National Bureau of Statistics of China. Communique of the National Bureau of Statistics of the People's Republic of China on Major Figures of the 2010 Population Census [1] (No.1). Beijing Review 2011;54.  Back to cited text no. 2
    
3.
Walsh PS, Metzger DA, Higuchi R. Chelex 100 as a medium for simple extraction of DNA for PCR-based typing from forensic material. Biotechniques 1991;10:506-13.  Back to cited text no. 3
    
4.
Li J, Luo H, Song F, Zhang L, Deng C, Yu Z, et al. Validation of the microreader™ 23sp ID system: A new STR 23-plex system for forensic application. Forensic Sci Int Genet 2017;27:67-73.  Back to cited text no. 4
    
5.
Excoffier L, Laval G, Schneider S. Arlequin (version 3.0): an integrated software package for population genetics data analysis. Evol Bioinformatics Online 2007;1:47-50.  Back to cited text no. 5
    
6.
Hartl DL, Clark AG. Principles of population genetics. J Anim Breed Genet 2015;117:143-4.  Back to cited text no. 6
    
7.
Xie B, Chen L, Yang Y, Lv Y, Chen J, Shi Y, et al. Genetic distribution of 39 STR loci in 1027 unrelated Han individuals from Northern China. Forensic Sci Int Genet 2015;19:205-6.  Back to cited text no. 7
    
8.
Chen J, Xie B, Yang Y, Yang M, Liu C, Lv Y, et al. Genetic variability and forensic efficiency of 39 microsatellite loci in the li ethnic group from Hainan Island in the South China Sea. Ann Hum Biol 2017;44:467-74.  Back to cited text no. 8
    
9.
The International Organization for Standardization and the International Electrotechnical Commission. ISO/IEC 17025:2017 General requirements for the competence of testing and calibration laboratories. Available from: https://www.iso.org/obp/ui/#iso:std:iso-iec:17025:ed-3:v1:en. [Last accessed on 2019 Feb 01].  Back to cited text no. 9
    
10.
Morling N, Allen RW, Carracedo A, Geada H, Guidet F, Hallenberg C, et al. Paternity Testing Commission of the International Society of Forensic Genetics: Recommendations on genetic investigations in paternity cases.
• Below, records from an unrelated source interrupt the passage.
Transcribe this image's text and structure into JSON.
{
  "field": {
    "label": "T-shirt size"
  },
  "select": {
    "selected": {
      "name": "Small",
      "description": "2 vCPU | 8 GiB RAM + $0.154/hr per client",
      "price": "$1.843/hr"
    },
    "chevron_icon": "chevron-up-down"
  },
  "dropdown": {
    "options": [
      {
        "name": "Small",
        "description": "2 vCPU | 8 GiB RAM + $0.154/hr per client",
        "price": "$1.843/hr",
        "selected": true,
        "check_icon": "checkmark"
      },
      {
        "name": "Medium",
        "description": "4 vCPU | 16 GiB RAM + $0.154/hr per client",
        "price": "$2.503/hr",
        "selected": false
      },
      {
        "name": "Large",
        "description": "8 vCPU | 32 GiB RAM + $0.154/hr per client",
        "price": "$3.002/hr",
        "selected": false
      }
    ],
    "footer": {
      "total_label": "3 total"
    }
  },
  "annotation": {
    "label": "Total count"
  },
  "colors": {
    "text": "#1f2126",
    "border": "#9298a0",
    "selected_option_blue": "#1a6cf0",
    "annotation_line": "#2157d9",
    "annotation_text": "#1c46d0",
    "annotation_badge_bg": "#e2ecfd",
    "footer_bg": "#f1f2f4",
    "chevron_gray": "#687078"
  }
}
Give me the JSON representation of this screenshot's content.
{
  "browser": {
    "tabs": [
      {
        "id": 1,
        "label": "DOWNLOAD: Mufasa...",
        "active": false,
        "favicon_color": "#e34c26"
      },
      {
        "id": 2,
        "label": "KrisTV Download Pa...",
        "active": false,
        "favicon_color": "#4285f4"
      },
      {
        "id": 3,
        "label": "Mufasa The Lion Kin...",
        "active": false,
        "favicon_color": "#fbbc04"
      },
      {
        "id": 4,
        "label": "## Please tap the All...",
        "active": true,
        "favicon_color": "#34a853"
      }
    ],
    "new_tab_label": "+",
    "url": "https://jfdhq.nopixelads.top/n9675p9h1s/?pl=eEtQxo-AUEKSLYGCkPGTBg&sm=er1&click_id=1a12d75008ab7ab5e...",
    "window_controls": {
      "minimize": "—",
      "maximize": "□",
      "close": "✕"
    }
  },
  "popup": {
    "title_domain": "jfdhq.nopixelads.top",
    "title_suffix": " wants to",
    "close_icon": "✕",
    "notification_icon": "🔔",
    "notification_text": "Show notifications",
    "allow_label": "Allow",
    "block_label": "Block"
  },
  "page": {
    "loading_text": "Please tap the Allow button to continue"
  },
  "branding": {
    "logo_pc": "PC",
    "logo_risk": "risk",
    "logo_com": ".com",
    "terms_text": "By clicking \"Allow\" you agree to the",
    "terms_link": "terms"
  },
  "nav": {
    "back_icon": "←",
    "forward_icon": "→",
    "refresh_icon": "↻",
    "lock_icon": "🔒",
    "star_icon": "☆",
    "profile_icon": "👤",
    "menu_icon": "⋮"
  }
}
Forensic Sci Int 2002;129:148-57.  Back to cited text no. 10
    
11.
Armstrong RA. When to use the bonferroni correction. Ophthalmic Physiol Opt 2014;34:502-8.  Back to cited text no. 11
    
12.
Nei M. Genetic Distance between Populations. Am Nat 1972;106:283-92.  Back to cited text no. 12
    
13.
Rogers J. Measures of genetic similarity and genetic distance. Studies in Genetics VII. University of Texas Publication; 1972;7213:145-153.  Back to cited text no. 13
    
14.
Nei M. Estimation of average heterozygosity and genetic distance from a small number of individuals. Genetics 1978;89:583-90.  Back to cited text no. 14
    
15.
Ge J, Yan J, Budowle B, Ranajit C, Arthur E. Issues on China forensic DNA database. Chin J Forensic Med 2011;26:252-5.  Back to cited text no. 15
    


    Figures

  [Figure 1], [Figure 2]
 
 
    Tables

  [Table 1], [Table 2], [Table 3], [Table 4], [Table 5], [Table 6], [Table 7]



 

Top
 
 
  Search
 
Similar in PUBMED
   Search Pubmed for
   Search in Google Scholar for
 Related articles
Access Statistics
Email Alert *
Add to My List *
* Registration required (free)

 
  In this article
Abstract
Introduction
Materials and Me...
Results and Disc...
Conclusions
References
Article Figures
Article Tables

 Article Access Statistics
    Viewed163    
    Printed6    
    Emailed0    
    PDF Downloaded18    
    Comments [Add]    

Recommend this journal


[TAG2]
[TAG3]
[TAG4]